There seems to be an understanding by the goats of the physical and psychological boundaries that promote safety and well being for them. I need to give an example here. During the time of year I write this (early June), my shepherding requires a mid morning jaunt to the high heavy brush areas on the back forty. On any given morning, either Alexandra or I will accompany the band.splash dot!

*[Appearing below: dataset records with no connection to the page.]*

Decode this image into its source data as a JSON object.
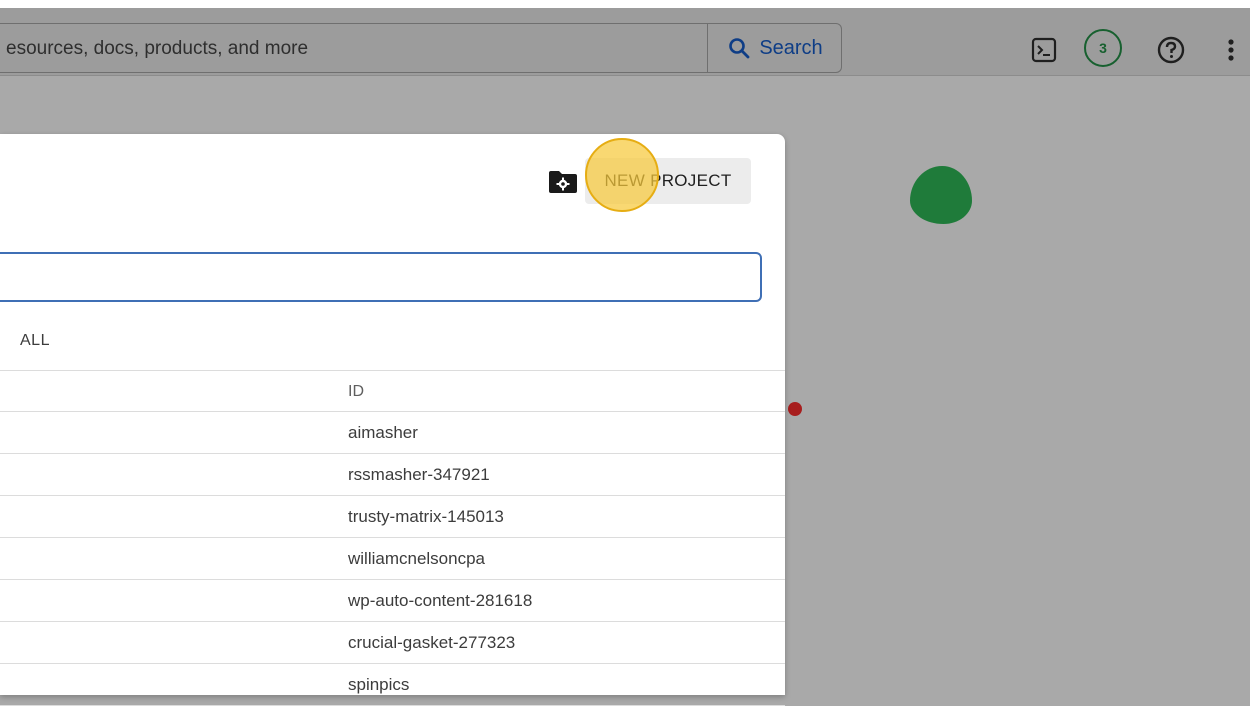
{
  "topbar": {
    "search_placeholder": "esources, docs, products, and more",
    "search_button_label": "Search",
    "notification_count": "3"
  },
  "dialog": {
    "new_project_label": "NEW PROJECT",
    "tab_all_label": "ALL",
    "table": {
      "columns": [
        "ID"
      ],
      "rows": [
        {
          "id": "aimasher"
        },
        {
          "id": "rssmasher-347921"
        },
        {
          "id": "trusty-matrix-145013"
        },
        {
          "id": "williamcnelsoncpa"
        },
        {
          "id": "wp-auto-content-281618"
        },
        {
          "id": "crucial-gasket-277323"
        },
        {
          "id": "spinpics"
        }
      ]
    }
  },
  "colors": {
    "accent_blue": "#0e3d86",
    "badge_green": "#17602f",
    "highlight_yellow": "#f7c93c"
  },
  "icons": {
    "search": "search-icon",
    "terminal": "terminal-icon",
    "help": "help-icon",
    "more": "more-vert-icon",
    "folder_settings": "folder-settings-icon"
  }
}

The herd understands the routine. As the gate that locks them in pens is swung wide, they run past me. In one long continuous line, a battalion of 32 goats of every color and size moves at a fast clip. They willingly pass up lush open pasture (leaving that to the sheep who stand motionless for a moment and watch the goats zip by), choosing verdant mountainsides in the distance. Their goal is the brushy patches of land shaded by tall evergreens. It is a task to keep up with them. When we finally stop, I see the massive volcanic rocks that make up the caverns around the waterfall which are the Eastern border of their range. The musical sounds of water can be heard as it swirls, dashes upon and circles over and around stones unfettered by corners, on its journey to the ocean. The goats have arrived at their destination, and they begin their own swirling pace fanning out and spanning the mountainside field.splash dot!


Now their capricious "dance" begins. They browse in large circles (from right to left), always around the kids who playfully romp and seriously munch on occasion.splash dot!

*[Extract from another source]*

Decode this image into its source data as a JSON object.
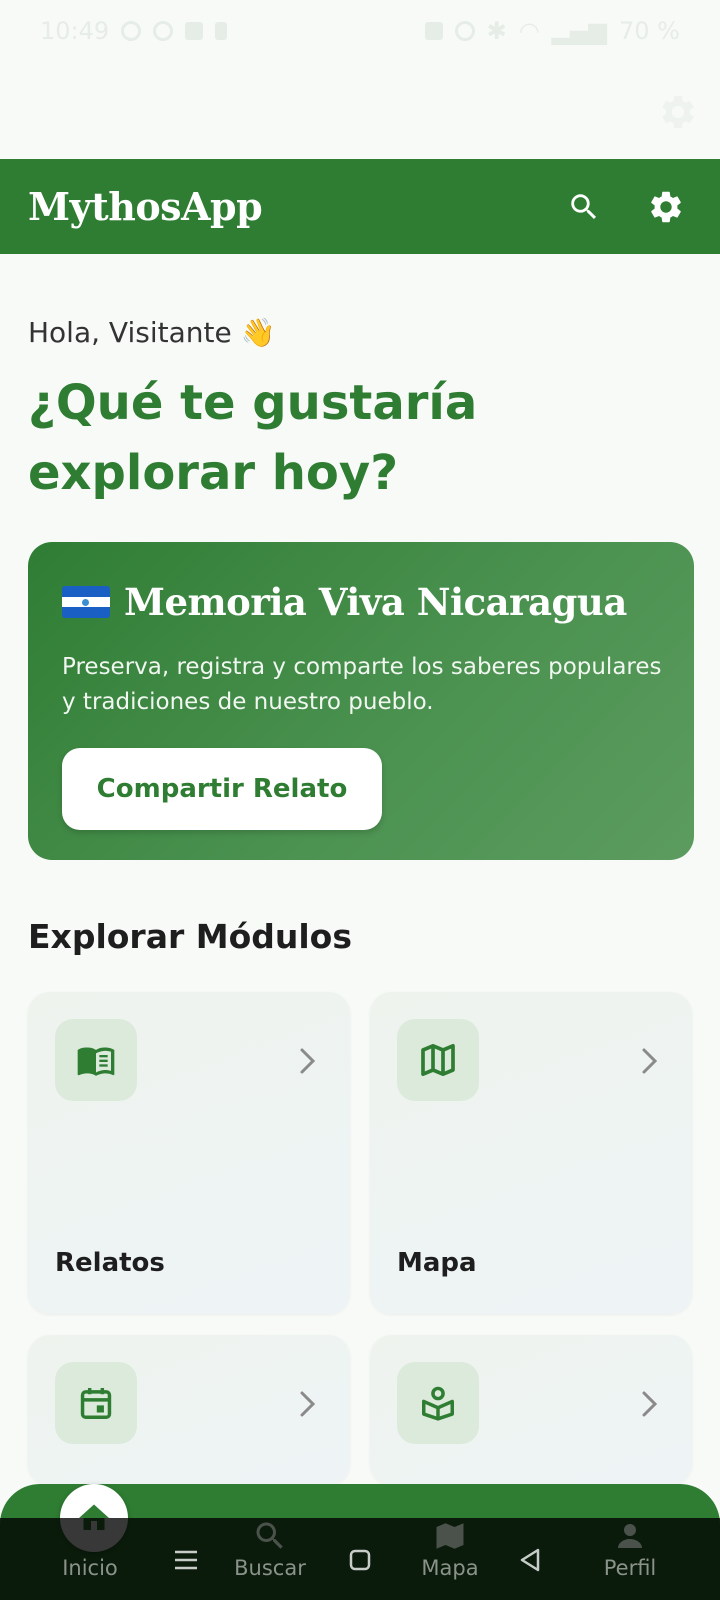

On many occasions I have watched the herd move away, leaving me the unwitting "baby sitter" to the kids, aided by a couple of "possessive" yearling does who assist me in watching the kids. The bucks, partners at this time of year and always seen together, seem to be content to let the does make their wide circles. They pick a singularly rich patch of browse in a shady spot and stay put, only moving to keep the herd in sight.splash dot!


The goats remain within eye or ear shot of one another and an occasional bleat for security reasons is communicated between the does and kids. The does are training the kids, reinforcing in the next generation the instinct to keep up with the flock. They watch for me and my staff on occasion and know my presence in their midst. Periodically I direct their foraging and they understand my body language, shepherding sounds and words, but ignore me for the most part. Enough noise goes on so that potential marauders know a human is near, which helps keep them at bay. Along with this is my companion guardian dog's boundary marking. This psychological shield works simultaneously: the goats sense protection and the predators sense it, too.splash dot!


When the goats have eaten their fill, I guide them back toward the main large paddock for water and salt. The unified band of goats with bellies distended, a shepherd, and a lumbering white dog are homeward bound.splash dot!


goats butting heads



Alexandra Scribe
Homestead Home


Stanley & Alexandra Petrowski
34620 Tiller Trail Hwy.
Tiller, Oregon 97484